Today, more and more people are eating organic food. The concept of organic food is of interest to everyone. The ideals of organic food appeals to most people because of its inclusive nature.
Here is a short introduction to the concepts behind organic food: Continue reading “Organic and Sattvic: Not Really the Same”
My friend Monica is interested in Sattvic cooking. She asked me,
I want to start a Sattvic kitchen. How do I go about doing this?
The question has several answers. This blog post covers information about stocking your kitchen. The next blog post will cover about what kinds of vessels are used in sattvic kitchen. Continue reading “Stocking a Sattvic Pantry”
Until we decide to change something, we never know the extent of our knowledge or ignorance. It is important to be open and willing to test this out for yourself.

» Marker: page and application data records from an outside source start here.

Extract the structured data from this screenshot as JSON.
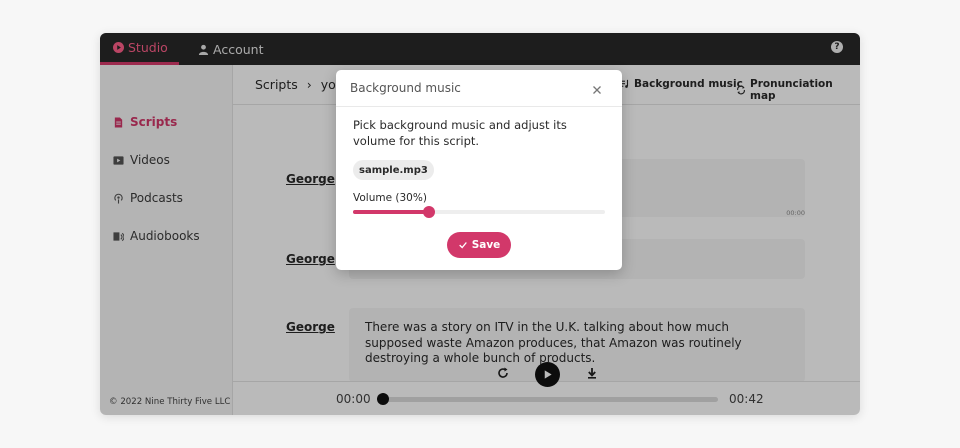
{
  "topbar": {
    "tabs": [
      {
        "label": "Studio",
        "icon": "play-circle-icon"
      },
      {
        "label": "Account",
        "icon": "user-icon"
      }
    ],
    "help_icon": "help-icon"
  },
  "sidebar": {
    "items": [
      {
        "label": "Scripts",
        "icon": "document-icon",
        "active": true
      },
      {
        "label": "Videos",
        "icon": "video-icon",
        "active": false
      },
      {
        "label": "Podcasts",
        "icon": "podcast-icon",
        "active": false
      },
      {
        "label": "Audiobooks",
        "icon": "audiobook-icon",
        "active": false
      }
    ],
    "copyright": "© 2022 Nine Thirty Five LLC"
  },
  "toolbar": {
    "breadcrumb": [
      "Scripts",
      "›",
      "yout"
    ],
    "background_music_label": "Background music",
    "pronunciation_map_label": "Pronunciation map"
  },
  "script_blocks": [
    {
      "speaker": "George",
      "text": "",
      "timestamp": "00:00"
    },
    {
      "speaker": "George",
      "text": "",
      "timestamp": ""
    },
    {
      "speaker": "George",
      "text": "There was a story on ITV in the U.K. talking about how much supposed waste Amazon produces, that Amazon was routinely destroying a whole bunch of products.",
      "timestamp": ""
    }
  ],
  "player": {
    "current_time": "00:00",
    "duration": "00:42",
    "progress": 0
  },
  "modal": {
    "title": "Background music",
    "description": "Pick background music and adjust its volume for this script.",
    "file_chip": "sample.mp3",
    "volume_label": "Volume (30%)",
    "volume_fraction": 0.3,
    "save_label": "Save"
  },
  "colors": {
    "accent": "#d2386a",
    "topbar_bg": "#292929",
    "sidebar_bg": "#f7f7f7"
  }
}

Swami Vivekananda once said:
“Experience is the only source of knowledge.”
You can read more about where this quotes from here.
In response to last month’s blog post about the importance of Sattvic food, a reader sent me this question:
“Ma, people are telling me not to stop eating onion and garlic because it will affect the sperm count.”
Here is some information about the kinds of food that enhance sperm production and the sperm count in men: Continue reading “Can You Be Healthy and Normal on a Sattvic Diet?”
One of my newsletter subscribers asked me this question: “Why does sattvic diet avoid onion or garlic?”
Thank you for asking this question. I am answering this question in the blog because it might help other people also.
People often tell me, “We are vegetarians. So, we eat sattvic food.”
One common misunderstanding about sattvic diet is that any vegetarian food is sattvic food. The science and philosophy of sattvic diet is based on several inter-related practices of Hinduism, Buddhism, and to some extent, Jainism. Continue reading “A Sattvic Diet is Best for Body and Mind”
When I traveled to Turkey, it took me only 20-minutes to convey to the tuk-tuk driver that I was looking for an eatery that served vegetarian food. The success was not due to my ability to speak Turkish or Arabic.
In my garbled talk in English and a mixture of Hindi and Urdu, I blurted the password that made the communication successful. Dal!
A bowl of warm dal with butter and salt was my first meal in two days. Continue reading “SuperFood: Lentils!”
Food means different things to different people. For my grandma, food was medicine. She said,
“A good cook needs no medicine.”
What she meant was, a vigilant mother cooked for the health of the family. If a child is having sore throat, she would cook up foods with ginger and pepper. The food would not only support the recovery of the child, but it would also provide immunity for the whole family. In this instance, food is both a medicine and a meal. Continue reading “No-Cook Cookbook: It works!”
Growing up, I saw turmeric used for numerous purposes around the home.
We used it to drive away ants and other insects. We used it as beauty aid. Our kumkum, the red dot between our eyebrows, was made with turmeric.
We ate turmeric when we were sick. We ate turmeric when we celebrated. Our thanksgiving, Pongal, festival was incomplete without live turmeric plant. We offered turmeric in worship. We gave turmeric to ladies when they visited the home. I cannot recall a time when turmeric was not a part of my life. Continue reading “Turmeric: A Healing Spice”
Our friend M—— told us his tale of how he came to love Indian food. Growing up in a traditional Western household, he ate a lot of meat and potatoes. At that time, he thought it was tasty.
Then, he went to college in the East coast. As a student, he soon realized that he faced three challenges. First, to find cheap food. Second, he needed to find source of food that would fill him. He had a healthy appetite! Third, ideally, he wanted to find a place that did not place limit on the number of servings. His quest lead him to the Indian restaurants in the downtown. Continue reading “Return to Source: Food Journeys”
Since 2009, when I started Dine for Charity, I have highlighted the need for and importance of vegetarian diet. I have also taught vegetarian cooking classes. In my classes, I have always found that the versatility of the vegetables and the flavors of spices have been received with much positive joy. Many students have continued to use the recipes long after the class has been completed. Many have requested me to compile the recipes into cookbooks.
I am starting a new chapter in this journey with the launch of new series of cookbooks under Return to Source. You can find more details about the project here. Continue reading “Return to Source: Living Sattva Project”
Honey has a special place all over the world. The ancient Ayurveda texts describe the golden liquid as Madhu. In the Sanskrit language, it is synonymous to perfect sweetness age. Honey is invaluable due to its unique properties that enable it to be useful as both food and medicine.
If you are looking for superfood in your medicine, look no further than honey. It is rich in vitamins, minerals, enzymes, antioxidants, fatty acids, amino acids and of course the sugars.
Continue reading “Want something unusually sweet for a terrific medicine?!”